The Minnesota Military Museum traces its beginnings to 1976 when the Military Historical Society of Minnesota was organized for the express purpose of establishing a state military museum—the result of visionary collaboration within three organizations. The Minnesota Department of Military Affairs agreed to provide facilities at Camp Ripley. The Minnesota National Guard Association’s history committee formed the nucleus for a governing Board of Directors, and the Minnesota Historical Society agreed to transfer various “start-up” artifacts to the museum and lend some staff support for the first two years. The museum, housed in a former enlisted men's club, opened to the public in June 1977.

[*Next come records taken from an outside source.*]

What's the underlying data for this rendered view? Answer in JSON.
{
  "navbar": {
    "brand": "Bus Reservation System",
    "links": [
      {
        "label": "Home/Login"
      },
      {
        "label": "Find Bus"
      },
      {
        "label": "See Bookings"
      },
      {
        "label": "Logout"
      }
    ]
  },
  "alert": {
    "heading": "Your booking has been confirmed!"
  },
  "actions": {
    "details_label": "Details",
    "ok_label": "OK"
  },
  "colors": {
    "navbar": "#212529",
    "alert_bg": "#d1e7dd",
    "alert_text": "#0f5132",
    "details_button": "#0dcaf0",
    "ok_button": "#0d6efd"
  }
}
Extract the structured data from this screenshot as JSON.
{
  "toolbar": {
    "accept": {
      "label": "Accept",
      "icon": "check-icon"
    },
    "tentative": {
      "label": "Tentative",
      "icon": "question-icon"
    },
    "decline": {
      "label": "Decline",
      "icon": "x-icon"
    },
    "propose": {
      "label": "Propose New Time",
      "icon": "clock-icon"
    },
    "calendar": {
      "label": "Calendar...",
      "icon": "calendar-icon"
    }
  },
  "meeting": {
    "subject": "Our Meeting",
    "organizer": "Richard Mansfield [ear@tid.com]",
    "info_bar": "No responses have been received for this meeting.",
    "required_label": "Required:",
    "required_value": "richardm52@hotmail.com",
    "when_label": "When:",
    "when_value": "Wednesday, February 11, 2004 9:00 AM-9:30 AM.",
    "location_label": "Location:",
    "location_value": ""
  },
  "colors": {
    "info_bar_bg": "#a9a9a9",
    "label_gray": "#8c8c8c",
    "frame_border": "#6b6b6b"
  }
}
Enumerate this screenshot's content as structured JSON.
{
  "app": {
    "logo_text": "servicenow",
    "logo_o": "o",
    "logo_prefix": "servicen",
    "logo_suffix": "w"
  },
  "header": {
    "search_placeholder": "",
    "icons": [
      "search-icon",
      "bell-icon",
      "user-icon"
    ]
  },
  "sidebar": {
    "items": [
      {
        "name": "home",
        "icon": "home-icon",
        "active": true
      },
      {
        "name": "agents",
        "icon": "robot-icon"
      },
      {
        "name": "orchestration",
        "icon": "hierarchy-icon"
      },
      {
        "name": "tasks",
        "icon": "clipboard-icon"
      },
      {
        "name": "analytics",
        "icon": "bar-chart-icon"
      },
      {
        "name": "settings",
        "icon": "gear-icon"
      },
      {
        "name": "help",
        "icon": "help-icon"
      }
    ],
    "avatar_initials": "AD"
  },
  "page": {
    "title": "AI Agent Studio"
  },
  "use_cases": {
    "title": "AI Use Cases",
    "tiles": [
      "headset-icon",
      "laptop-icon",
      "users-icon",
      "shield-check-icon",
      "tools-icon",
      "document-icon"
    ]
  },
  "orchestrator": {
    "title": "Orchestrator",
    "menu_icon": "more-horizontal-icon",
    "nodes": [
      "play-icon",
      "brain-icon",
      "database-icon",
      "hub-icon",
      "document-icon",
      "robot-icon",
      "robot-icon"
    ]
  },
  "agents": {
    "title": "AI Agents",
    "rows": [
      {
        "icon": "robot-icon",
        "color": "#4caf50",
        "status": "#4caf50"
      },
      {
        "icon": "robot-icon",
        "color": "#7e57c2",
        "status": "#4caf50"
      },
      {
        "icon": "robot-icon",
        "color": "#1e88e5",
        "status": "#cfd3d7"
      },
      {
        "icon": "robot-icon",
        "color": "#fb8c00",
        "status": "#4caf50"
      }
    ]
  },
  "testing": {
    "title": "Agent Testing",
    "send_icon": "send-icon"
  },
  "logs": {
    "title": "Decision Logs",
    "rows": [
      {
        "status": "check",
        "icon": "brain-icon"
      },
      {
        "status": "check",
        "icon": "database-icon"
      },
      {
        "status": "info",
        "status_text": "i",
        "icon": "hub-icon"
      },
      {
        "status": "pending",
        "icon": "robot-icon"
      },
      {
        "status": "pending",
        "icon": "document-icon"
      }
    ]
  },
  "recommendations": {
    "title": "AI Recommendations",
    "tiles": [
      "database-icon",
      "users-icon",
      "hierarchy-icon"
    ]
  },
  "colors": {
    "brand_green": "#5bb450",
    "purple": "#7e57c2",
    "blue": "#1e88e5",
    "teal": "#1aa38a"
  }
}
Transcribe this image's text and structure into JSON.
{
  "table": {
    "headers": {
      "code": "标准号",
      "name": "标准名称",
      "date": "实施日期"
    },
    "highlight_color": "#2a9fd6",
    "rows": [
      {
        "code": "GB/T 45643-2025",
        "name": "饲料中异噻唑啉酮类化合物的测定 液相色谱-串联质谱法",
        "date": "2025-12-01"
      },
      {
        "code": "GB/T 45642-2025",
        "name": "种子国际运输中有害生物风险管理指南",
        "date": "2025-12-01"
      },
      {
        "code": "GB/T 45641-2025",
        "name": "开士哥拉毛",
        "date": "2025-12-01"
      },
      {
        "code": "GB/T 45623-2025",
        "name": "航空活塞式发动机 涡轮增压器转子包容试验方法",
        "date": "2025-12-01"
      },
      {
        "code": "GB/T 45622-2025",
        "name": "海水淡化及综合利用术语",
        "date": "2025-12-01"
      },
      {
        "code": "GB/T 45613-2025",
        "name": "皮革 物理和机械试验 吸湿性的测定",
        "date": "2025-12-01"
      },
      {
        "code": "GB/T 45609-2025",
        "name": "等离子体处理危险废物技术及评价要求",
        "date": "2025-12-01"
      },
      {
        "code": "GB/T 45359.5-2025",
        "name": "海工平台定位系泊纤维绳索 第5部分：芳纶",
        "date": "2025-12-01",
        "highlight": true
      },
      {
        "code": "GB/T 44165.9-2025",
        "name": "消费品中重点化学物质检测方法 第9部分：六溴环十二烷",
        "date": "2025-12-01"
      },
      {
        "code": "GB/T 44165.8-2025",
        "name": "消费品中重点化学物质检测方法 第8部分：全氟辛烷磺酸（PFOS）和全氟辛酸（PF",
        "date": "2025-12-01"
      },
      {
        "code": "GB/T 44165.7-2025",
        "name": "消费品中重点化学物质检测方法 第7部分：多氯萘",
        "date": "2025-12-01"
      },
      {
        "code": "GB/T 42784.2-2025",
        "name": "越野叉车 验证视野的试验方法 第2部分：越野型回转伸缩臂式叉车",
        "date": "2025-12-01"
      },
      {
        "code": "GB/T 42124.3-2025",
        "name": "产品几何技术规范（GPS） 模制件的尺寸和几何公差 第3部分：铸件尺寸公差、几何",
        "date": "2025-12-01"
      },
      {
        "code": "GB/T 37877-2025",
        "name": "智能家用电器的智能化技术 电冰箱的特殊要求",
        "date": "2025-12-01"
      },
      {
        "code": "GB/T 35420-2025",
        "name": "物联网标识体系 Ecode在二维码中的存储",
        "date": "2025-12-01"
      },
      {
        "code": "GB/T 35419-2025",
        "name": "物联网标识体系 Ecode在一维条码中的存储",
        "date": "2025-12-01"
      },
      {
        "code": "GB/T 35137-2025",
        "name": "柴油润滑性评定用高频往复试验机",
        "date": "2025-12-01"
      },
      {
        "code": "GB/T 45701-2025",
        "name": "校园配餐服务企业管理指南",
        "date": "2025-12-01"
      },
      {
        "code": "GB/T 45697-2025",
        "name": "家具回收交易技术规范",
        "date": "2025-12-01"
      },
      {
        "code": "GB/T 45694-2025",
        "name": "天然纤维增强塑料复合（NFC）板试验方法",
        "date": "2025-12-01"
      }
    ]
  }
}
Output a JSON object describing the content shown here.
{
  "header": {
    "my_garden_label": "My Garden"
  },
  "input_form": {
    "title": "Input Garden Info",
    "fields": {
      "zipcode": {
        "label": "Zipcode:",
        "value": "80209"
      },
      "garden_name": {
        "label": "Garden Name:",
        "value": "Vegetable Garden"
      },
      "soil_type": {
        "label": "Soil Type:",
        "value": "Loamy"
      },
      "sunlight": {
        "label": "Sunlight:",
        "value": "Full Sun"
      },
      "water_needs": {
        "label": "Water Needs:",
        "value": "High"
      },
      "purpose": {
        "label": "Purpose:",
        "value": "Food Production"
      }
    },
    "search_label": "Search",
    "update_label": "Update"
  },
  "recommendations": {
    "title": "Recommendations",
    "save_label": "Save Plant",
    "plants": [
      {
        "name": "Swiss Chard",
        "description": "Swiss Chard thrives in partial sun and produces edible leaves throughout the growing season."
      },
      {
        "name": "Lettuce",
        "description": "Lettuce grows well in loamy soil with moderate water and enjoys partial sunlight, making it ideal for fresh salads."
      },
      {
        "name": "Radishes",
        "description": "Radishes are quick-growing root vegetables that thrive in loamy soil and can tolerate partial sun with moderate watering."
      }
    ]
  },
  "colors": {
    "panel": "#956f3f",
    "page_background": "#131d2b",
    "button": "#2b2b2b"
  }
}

The museum moved to its present location in 1987. The main building, constructed in 1931 as a regimental headquarters for summer field training with the Minnesota National Guard, was remodeled and expanded in 1986-87 for use by the museum.* It still houses most of the museum’s exhibits, the administrative office, and the museum gift shop. Over the years, several adjacent buildings were also rehabbed to provide space for artifact storage, workshops, offices, library, archives, a classroom, and vehicle exhibits. The entire museum “complex” now covers two acres and includes several buildings. Outdoor exhibits of vehicles, tanks, aircraft, and artillery pieces are placed throughout the museum grounds.

The museum continues to be operated by the Military Historical Society of Minnesota (MHSM), a non-profit educational organization chartered to preserve and interpret Minnesota’s military history. It is federally recognized as a charitable 501(c)(3) corporation. A Board of Directors comprised of an executive committee and at-large members governs MHSM. The board appoints an Executive Director who oversees general administrative operations, and a Curator who is responsible for exhibits, collections, and history-related programming. The museum is certified by the U.S. Army Center of Military History and the National Museum of the U.S. Air Force, although its mission encompasses all branches of military service. The museum continues to work closely with the Minnesota Historical Society, which also serves as its fiscal agent with the Minnesota Legislature, and with the Minnesota Department of Military Affairs, which provides the facilities used at Camp Ripley.

* The architectural design was inspired by the buildings of old Fort Ripley, a 19th century frontier army post (1849-1877) located a few miles upriver.